University of Leuven, Belgium
Belgian Dutch and Netherlandic Dutch are very closely related languages from a diachronic as well as a synchronic point of view, which implicates that these language varieties are to a great extent mutually comprehensible. Nevertheless, as is illustrated by the subtitling of several TV programmes, certain differences exist between the Dutch language varieties in both countries. Additionally, the same holds for the different regiolects within (especially) Flanders and the Netherlands (Van Bezooijen, R. & R. van den Berg 1999).

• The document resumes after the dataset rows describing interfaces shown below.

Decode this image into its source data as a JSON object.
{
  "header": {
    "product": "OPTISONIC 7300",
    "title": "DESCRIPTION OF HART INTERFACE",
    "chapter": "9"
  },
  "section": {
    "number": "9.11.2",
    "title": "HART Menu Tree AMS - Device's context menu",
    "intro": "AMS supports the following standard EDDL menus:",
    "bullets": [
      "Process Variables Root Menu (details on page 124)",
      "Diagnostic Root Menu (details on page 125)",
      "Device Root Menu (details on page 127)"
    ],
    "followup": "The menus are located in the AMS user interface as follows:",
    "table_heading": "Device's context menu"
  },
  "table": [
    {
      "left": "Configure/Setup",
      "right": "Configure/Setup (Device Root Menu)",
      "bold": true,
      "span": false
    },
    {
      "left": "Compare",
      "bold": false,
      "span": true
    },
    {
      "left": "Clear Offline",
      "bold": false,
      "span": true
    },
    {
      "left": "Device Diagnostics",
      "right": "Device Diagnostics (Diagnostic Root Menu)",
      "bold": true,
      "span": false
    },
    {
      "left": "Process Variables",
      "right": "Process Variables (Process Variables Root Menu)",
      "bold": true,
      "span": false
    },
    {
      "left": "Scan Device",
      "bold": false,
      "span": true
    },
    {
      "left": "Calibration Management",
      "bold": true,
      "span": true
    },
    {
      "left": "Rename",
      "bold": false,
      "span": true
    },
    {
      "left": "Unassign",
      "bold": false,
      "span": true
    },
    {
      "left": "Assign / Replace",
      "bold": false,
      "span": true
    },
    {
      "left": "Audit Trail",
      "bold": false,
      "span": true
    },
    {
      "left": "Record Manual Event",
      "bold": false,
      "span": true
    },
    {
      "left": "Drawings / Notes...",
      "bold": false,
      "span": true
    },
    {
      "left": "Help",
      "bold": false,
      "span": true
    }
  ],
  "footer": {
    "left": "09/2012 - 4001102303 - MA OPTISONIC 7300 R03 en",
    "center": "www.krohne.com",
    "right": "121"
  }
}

Recently, much descriptive work has been done on these existing linguistic distances, as well as on the role of some extra-linguistic factors which can predict the success of mutual communication (Gooskens 2006). However, for the Dutch situation previous research has exclusively examined this topic by means of subjective introspection by informants; no research exists that carries out statistically supported measurements to investigate intelligibility. Therefore, this study is innovative in the field: it measures every (extra)linguistic factor by a specifically developed method.
In this project, the linguistic variance of the Low Countries is well represented. Although it does not focus on dialects (as was always the case in previous studies), it includes a Netherlandic and Belgian realisation of standard language as well as four more peripheral, colloquial varieties from both countries. All of these varieties are evaluated by secondary school students through a computer-controlled spoken lexical decision task. The informants heard ‘real’ as well as ‘pseudo’-words in various Dutch varieties, after which they had to decide as quickly as possible whether the presented words were existing Dutch words or not. The faster their reaction, the better the intelligibility.

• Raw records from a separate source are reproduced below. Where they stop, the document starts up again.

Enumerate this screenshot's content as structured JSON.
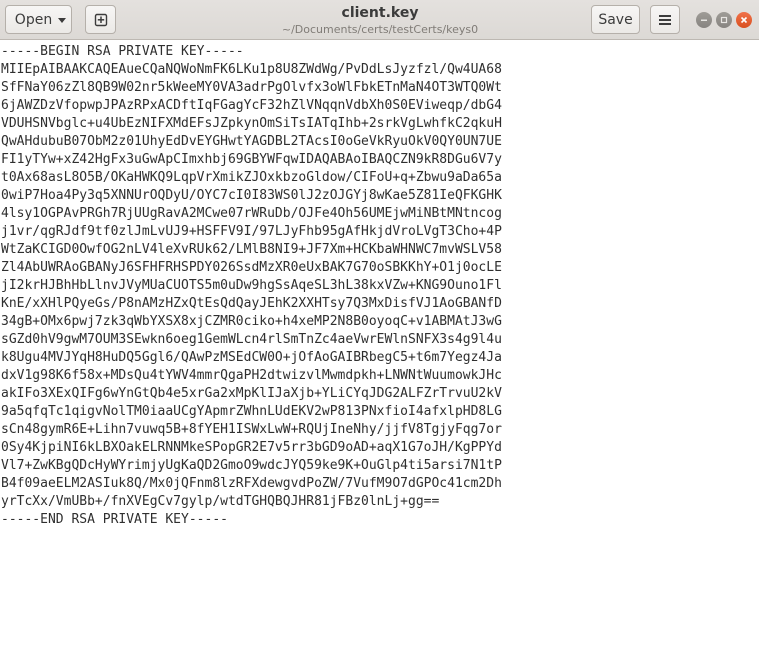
{
  "header": {
    "open_label": "Open",
    "title": "client.key",
    "subtitle": "~/Documents/certs/testCerts/keys0",
    "save_label": "Save"
  },
  "icons": {
    "open_dropdown": "chevron-down-icon",
    "new_document": "new-document-icon",
    "menu": "hamburger-menu-icon",
    "minimize": "minimize-icon",
    "maximize": "maximize-icon",
    "close": "close-icon"
  },
  "colors": {
    "close_button": "#e9602f",
    "headerbar": "#dfdbd8"
  },
  "editor": {
    "lines": [
      "-----BEGIN RSA PRIVATE KEY-----",
      "MIIEpAIBAAKCAQEAueCQaNQWoNmFK6LKu1p8U8ZWdWg/PvDdLsJyzfzl/Qw4UA68",
      "SfFNaY06zZl8QB9W02nr5kWeeMY0VA3adrPgOlvfx3oWlFbkETnMaN4OT3WTQ0Wt",
      "6jAWZDzVfopwpJPAzRPxACDftIqFGagYcF32hZlVNqqnVdbXh0S0EViweqp/dbG4",
      "VDUHSNVbglc+u4UbEzNIFXMdEFsJZpkynOmSiTsIATqIhb+2srkVgLwhfkC2qkuH",
      "QwAHdubuB07ObM2z01UhyEdDvEYGHwtYAGDBL2TAcsI0oGeVkRyuOkV0QY0UN7UE",
      "FI1yTYw+xZ42HgFx3uGwApCImxhbj69GBYWFqwIDAQABAoIBAQCZN9kR8DGu6V7y",
      "t0Ax68asL8O5B/OKaHWKQ9LqpVrXmikZJOxkbzoGldow/CIFoU+q+Zbwu9aDa65a",
      "0wiP7Hoa4Py3q5XNNUrOQDyU/OYC7cI0I83WS0lJ2zOJGYj8wKae5Z81IeQFKGHK",
      "4lsy1OGPAvPRGh7RjUUgRavA2MCwe07rWRuDb/OJFe4Oh56UMEjwMiNBtMNtncog",
      "j1vr/qgRJdf9tf0zlJmLvUJ9+HSFFV9I/97LJyFhb95gAfHkjdVroLVgT3Cho+4P",
      "WtZaKCIGD0OwfOG2nLV4leXvRUk62/LMlB8NI9+JF7Xm+HCKbaWHNWC7mvWSLV58",
      "Zl4AbUWRAoGBANyJ6SFHFRHSPDY026SsdMzXR0eUxBAK7G70oSBKKhY+O1j0ocLE",
      "jI2krHJBhHbLlnvJVyMUaCUOTS5m0uDw9hgSsAqeSL3hL38kxVZw+KNG9Ouno1Fl",
      "KnE/xXHlPQyeGs/P8nAMzHZxQtEsQdQayJEhK2XXHTsy7Q3MxDisfVJ1AoGBANfD",
      "34gB+OMx6pwj7zk3qWbYXSX8xjCZMR0ciko+h4xeMP2N8B0oyoqC+v1ABMAtJ3wG",
      "sGZd0hV9gwM7OUM3SEwkn6oeg1GemWLcn4rlSmTnZc4aeVwrEWlnSNFX3s4g9l4u",
      "k8Ugu4MVJYqH8HuDQ5Ggl6/QAwPzMSEdCW0O+jOfAoGAIBRbegC5+t6m7Yegz4Ja",
      "dxV1g98K6f58x+MDsQu4tYWV4mmrQgaPH2dtwizvlMwmdpkh+LNWNtWuumowkJHc",
      "akIFo3XExQIFg6wYnGtQb4e5xrGa2xMpKlIJaXjb+YLiCYqJDG2ALFZrTrvuU2kV",
      "9a5qfqTc1qigvNolTM0iaaUCgYApmrZWhnLUdEKV2wP813PNxfioI4afxlpHD8LG",
      "sCn48gymR6E+Lihn7vuwq5B+8fYEH1ISWxLwW+RQUjIneNhy/jjfV8TgjyFqg7or",
      "0Sy4KjpiNI6kLBXOakELRNNMkeSPopGR2E7v5rr3bGD9oAD+aqX1G7oJH/KgPPYd",
      "Vl7+ZwKBgQDcHyWYrimjyUgKaQD2GmoO9wdcJYQ59ke9K+OuGlp4ti5arsi7N1tP",
      "B4f09aeELM2ASIuk8Q/Mx0jQFnm8lzRFXdewgvdPoZW/7VufM9O7dGPOc41cm2Dh",
      "yrTcXx/VmUBb+/fnXVEgCv7gylp/wtdTGHQBQJHR81jFBz0lnLj+gg==",
      "-----END RSA PRIVATE KEY-----"
    ]
  }
}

We selected the words via a Stable Lexical Marker analysis on three corpora (blogs – footballfora – CGN). This analysis highlighted the typical lexical items of each (sub)corpus. We selected binational words (which only differ phonetically between the different varieties), national words (which are typically Flemish or Dutch) and regional words (which are lexically specific for a certain region).
Furthermore, this experiment will shed light on the precise correlation and impact of the parameters linguistic distance, language attitudes and familiarity on mutual intelligibility. Phonetic distance will be measured by the Levenshtein distance (Kessler 1995), which is an algorithm that expresses phonetic similarity in one number. Lexical distance will be measured by profile-based uniformity (Geeraerts, Grondelaers & Speelman 1999), which compares the words that speakers of different language varieties use for a wide range of concepts. Finally, language attitudes will be measured by attitudinal scales and familiarity by questionnaires.
- Geeraerts, D., S. Grondelaers & D. Speelman 1999. Convergentie en divergentie in de Nederlandse woordenschat. Amsterdam: Meertens Instituut.
- Gooskens, C. 2006. “Linguistic and Extra-Linguistic predictors of inter-Scandinavian intelligibility”. Linguistics in the Netherlands, 23(1): 101-113.
- Kessler, B. 1995. “Computational dialectology in Irish Gaelic”. Proceedings of the European ACL, 60-67. Dublin: ACL.
- Van Bezooijen, R. & R. van den Berg 1999. “Taalvariëteiten in Nederland en Vlaanderen: hoe staat het met hun verstaanbaarheid?”. Taal en Tongval, 51(1): 15-33.
Session: Paper session
Friday, April 4, 2008, 13:45-15:15